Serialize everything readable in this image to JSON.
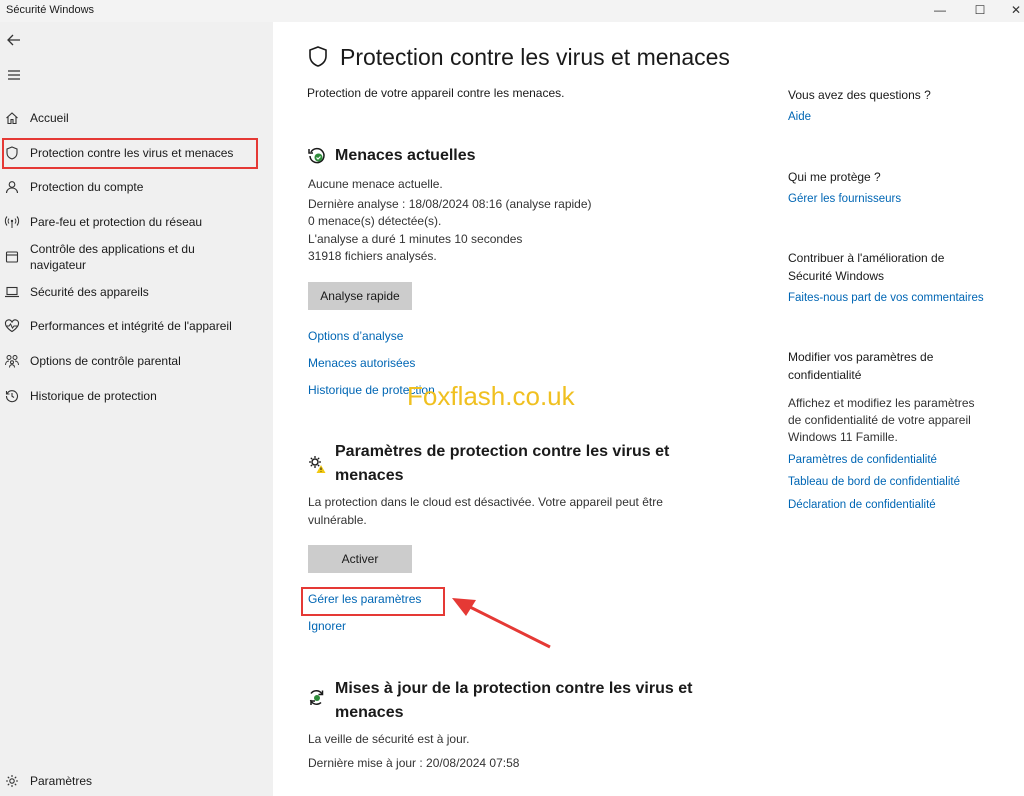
{
  "window": {
    "title": "Sécurité Windows",
    "controls": {
      "minimize": "—",
      "maximize": "☐",
      "close": "✕"
    }
  },
  "sidebar": {
    "items": [
      {
        "label": "Accueil",
        "icon": "home-icon"
      },
      {
        "label": "Protection contre les virus et menaces",
        "icon": "shield-icon",
        "selected": true
      },
      {
        "label": "Protection du compte",
        "icon": "person-icon"
      },
      {
        "label": "Pare-feu et protection du réseau",
        "icon": "antenna-icon"
      },
      {
        "label": "Contrôle des applications et du navigateur",
        "icon": "browser-window-icon"
      },
      {
        "label": "Sécurité des appareils",
        "icon": "laptop-icon"
      },
      {
        "label": "Performances et intégrité de l'appareil",
        "icon": "heart-pulse-icon"
      },
      {
        "label": "Options de contrôle parental",
        "icon": "family-icon"
      },
      {
        "label": "Historique de protection",
        "icon": "history-icon"
      }
    ],
    "settings_label": "Paramètres"
  },
  "main": {
    "title": "Protection contre les virus et menaces",
    "subtitle": "Protection de votre appareil contre les menaces.",
    "current_threats": {
      "title": "Menaces actuelles",
      "lines": [
        "Aucune menace actuelle.",
        "Dernière analyse : 18/08/2024 08:16 (analyse rapide)",
        "0 menace(s) détectée(s).",
        "L'analyse a duré 1 minutes 10 secondes",
        "31918 fichiers analysés."
      ],
      "button": "Analyse rapide",
      "links": [
        "Options d’analyse",
        "Menaces autorisées",
        "Historique de protection"
      ]
    },
    "protection_settings": {
      "title_line1": "Paramètres de protection contre les virus et",
      "title_line2": "menaces",
      "text_line1": "La protection dans le cloud est désactivée. Votre appareil peut être",
      "text_line2": "vulnérable.",
      "button": "Activer",
      "manage_link": "Gérer les paramètres",
      "ignore_link": "Ignorer"
    },
    "updates": {
      "title_line1": "Mises à jour de la protection contre les virus et",
      "title_line2": "menaces",
      "line1": "La veille de sécurité est à jour.",
      "line2": "Dernière mise à jour : 20/08/2024 07:58"
    }
  },
  "right_panel": {
    "questions": {
      "heading": "Vous avez des questions ?",
      "link": "Aide"
    },
    "who_protects": {
      "heading": "Qui me protège ?",
      "link": "Gérer les fournisseurs"
    },
    "contribute": {
      "heading_line1": "Contribuer à l'amélioration de",
      "heading_line2": "Sécurité Windows",
      "link": "Faites-nous part de vos commentaires"
    },
    "privacy": {
      "heading_line1": "Modifier vos paramètres de",
      "heading_line2": "confidentialité",
      "text_line1": "Affichez et modifiez les paramètres",
      "text_line2": "de confidentialité de votre appareil",
      "text_line3": "Windows 11 Famille.",
      "links": [
        "Paramètres de confidentialité",
        "Tableau de bord de confidentialité",
        "Déclaration de confidentialité"
      ]
    }
  },
  "watermark": "Foxflash.co.uk",
  "colors": {
    "link": "#0066b4",
    "highlight": "#e53935",
    "sidebar_bg": "#f0f0f0",
    "watermark": "#f0c020"
  }
}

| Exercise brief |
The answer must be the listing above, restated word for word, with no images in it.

| Expected answer |
Serialize everything readable in this image to JSON.
{
  "window": {
    "title": "Sécurité Windows",
    "controls": {
      "minimize": "—",
      "maximize": "☐",
      "close": "✕"
    }
  },
  "sidebar": {
    "items": [
      {
        "label": "Accueil",
        "icon": "home-icon"
      },
      {
        "label": "Protection contre les virus et menaces",
        "icon": "shield-icon",
        "selected": true
      },
      {
        "label": "Protection du compte",
        "icon": "person-icon"
      },
      {
        "label": "Pare-feu et protection du réseau",
        "icon": "antenna-icon"
      },
      {
        "label": "Contrôle des applications et du navigateur",
        "icon": "browser-window-icon"
      },
      {
        "label": "Sécurité des appareils",
        "icon": "laptop-icon"
      },
      {
        "label": "Performances et intégrité de l'appareil",
        "icon": "heart-pulse-icon"
      },
      {
        "label": "Options de contrôle parental",
        "icon": "family-icon"
      },
      {
        "label": "Historique de protection",
        "icon": "history-icon"
      }
    ],
    "settings_label": "Paramètres"
  },
  "main": {
    "title": "Protection contre les virus et menaces",
    "subtitle": "Protection de votre appareil contre les menaces.",
    "current_threats": {
      "title": "Menaces actuelles",
      "lines": [
        "Aucune menace actuelle.",
        "Dernière analyse : 18/08/2024 08:16 (analyse rapide)",
        "0 menace(s) détectée(s).",
        "L'analyse a duré 1 minutes 10 secondes",
        "31918 fichiers analysés."
      ],
      "button": "Analyse rapide",
      "links": [
        "Options d’analyse",
        "Menaces autorisées",
        "Historique de protection"
      ]
    },
    "protection_settings": {
      "title_line1": "Paramètres de protection contre les virus et",
      "title_line2": "menaces",
      "text_line1": "La protection dans le cloud est désactivée. Votre appareil peut être",
      "text_line2": "vulnérable.",
      "button": "Activer",
      "manage_link": "Gérer les paramètres",
      "ignore_link": "Ignorer"
    },
    "updates": {
      "title_line1": "Mises à jour de la protection contre les virus et",
      "title_line2": "menaces",
      "line1": "La veille de sécurité est à jour.",
      "line2": "Dernière mise à jour : 20/08/2024 07:58"
    }
  },
  "right_panel": {
    "questions": {
      "heading": "Vous avez des questions ?",
      "link": "Aide"
    },
    "who_protects": {
      "heading": "Qui me protège ?",
      "link": "Gérer les fournisseurs"
    },
    "contribute": {
      "heading_line1": "Contribuer à l'amélioration de",
      "heading_line2": "Sécurité Windows",
      "link": "Faites-nous part de vos commentaires"
    },
    "privacy": {
      "heading_line1": "Modifier vos paramètres de",
      "heading_line2": "confidentialité",
      "text_line1": "Affichez et modifiez les paramètres",
      "text_line2": "de confidentialité de votre appareil",
      "text_line3": "Windows 11 Famille.",
      "links": [
        "Paramètres de confidentialité",
        "Tableau de bord de confidentialité",
        "Déclaration de confidentialité"
      ]
    }
  },
  "watermark": "Foxflash.co.uk",
  "colors": {
    "link": "#0066b4",
    "highlight": "#e53935",
    "sidebar_bg": "#f0f0f0",
    "watermark": "#f0c020"
  }
}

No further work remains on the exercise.